  • strong and durable,
  • generates static electricity,
  • absorbent,
  • cool and allows skin to breath e.g lycra and spendix.


  • makes corcets, brassierses, bikers, swimsuits, raincoats, and support hosiery.


  • feel light,
  • burns rapidly in and out of flame,
  • wet on bright yellow flame,
  • smells like burnt paper leaving grey ashes.
  1. Linen
  •  tougher than cotton and has a luster,
  •  burns readily with a bright flame,
  • emits smell of burnt grass.


  • it feels hairy,
  • it is warm,
  • burns with spluttering noise and smoulders leaves blade ash smells of burnt feathers and hair,
  1. Silk
  • feels smooth and has lustre,
  • burns with spluttering noise and is self extinguishing,
  • smells like burnt hair/feathers.
  1. Viscose
  • viscose feels soft and smooth,
  • has appearance of alka,
  • burns readily with a bright flame leaving a grey ash, – smells like burnt paper.
  1. Acetate

melts and burns with a bright flame leaves hard brittle irregular beads,



repels flames and melts into a hard bead.


  • shrinks and melts on burning ,
  • burns with difficulty smells leaving behind a hard round bead,
  1. Acrylic
  • shrinks and melts on burning into a tar like bladder bead,
  • burns with a sooty flame, leaving a hard round black bead,
  •  it is self extinguishing.


  1. Elastofibres

shrink and melt from flame, forming a hard irregular bead

  1. Asbestos
  • melts and forms a gummy substance called residue.


Table /worktop

  • should be large enough,
  • comfortable height for user, – smooth and flat not to spoil fabric,
  • shouldn’t be polished.


Use and care

  • dust before using
  • avoid scratching with sharp objects e.g tracing, – avoid staining with ink/carbon.

Long mirror

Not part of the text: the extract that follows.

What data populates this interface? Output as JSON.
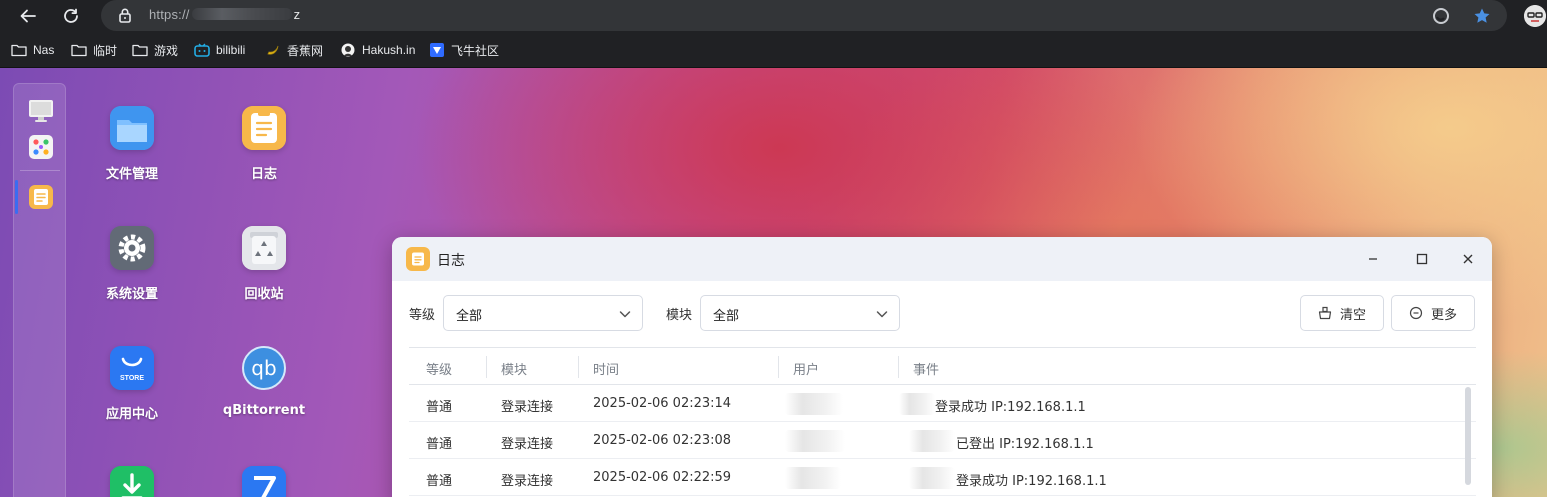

  • should be large enough for one to see himself from toe during fitting,

Use and care

  • used when making fitting garments,
  • clean with a dry cloth before use, – avoid scratching,
  • should be firmly fixed.


  • should be large enough, – finished smoothly,

Use and care

  • for storing needlework,
  • should be lined with newspapers.


  • should be of smooth wood,
  • smooth finish,
  • lockable,
  • rod/rail should be present

use and care

  • for hanging complete/nearly complete garments,
  • clean regularly and place mothballs occasionally.


  • should be accounted sizes,
  • should be of smooth wood, plastic/metal,
  • should be smooth,
  • should be strong with wide enough to carry work,
  • should have wounded corners to keep shape of garments.

Use and care

  • for hanging complete/nearly complete garments,
  • dust occasionally


  • non rusting materials – medium management smooth sole
  • pointed toe to reach into galtery
  • should be thermostatic (control heat automatically).


Ironing board

Use and care

  • used to press work at every stage,
  • adjust to a comfortable height,
  • remove a wash cover regularly,
  • fold and protect from dust when not using.


Parts of a sewing machine

The slide plate

It covers the part that houses bobbing case and protects shuttle from dust.

Shuttle (feeddog)

The loop that revolves back and forth during process of machining.

It facilitates locking of upper and bobbing thread and causes fabric to move forward.

Feedplate/throat plate

Protects shuttle and area around it.

Presser foot lifter

Holds fabric against feed dog during stitching.

Tension disc

Controls tightness of thread during stitching

Thread take up lever

Controls movement of thread and helps in sewing process.

Presser bar (screw)

Used to raise/lower presser foot, adjusts pressure exerted by presser foot lifter to allow fabric of different thickness to pass through.


Top part that houses the balance wheel and spool pin, used to hold and lift the machine.

Spoon pin

Used to hold reel of thread while sewing.

Balance wheel/hand wheel

Controls movement of needle during stitching process.

Stop motion screw

Stops movement of needle during process of winding bobbin.

Bobbin winder

Holds bobbin when winding it with thread.

Stitch length regulator Adjusts length of stitches.


Holds work during stitching.

Needle clamp

Holds machine needle in place.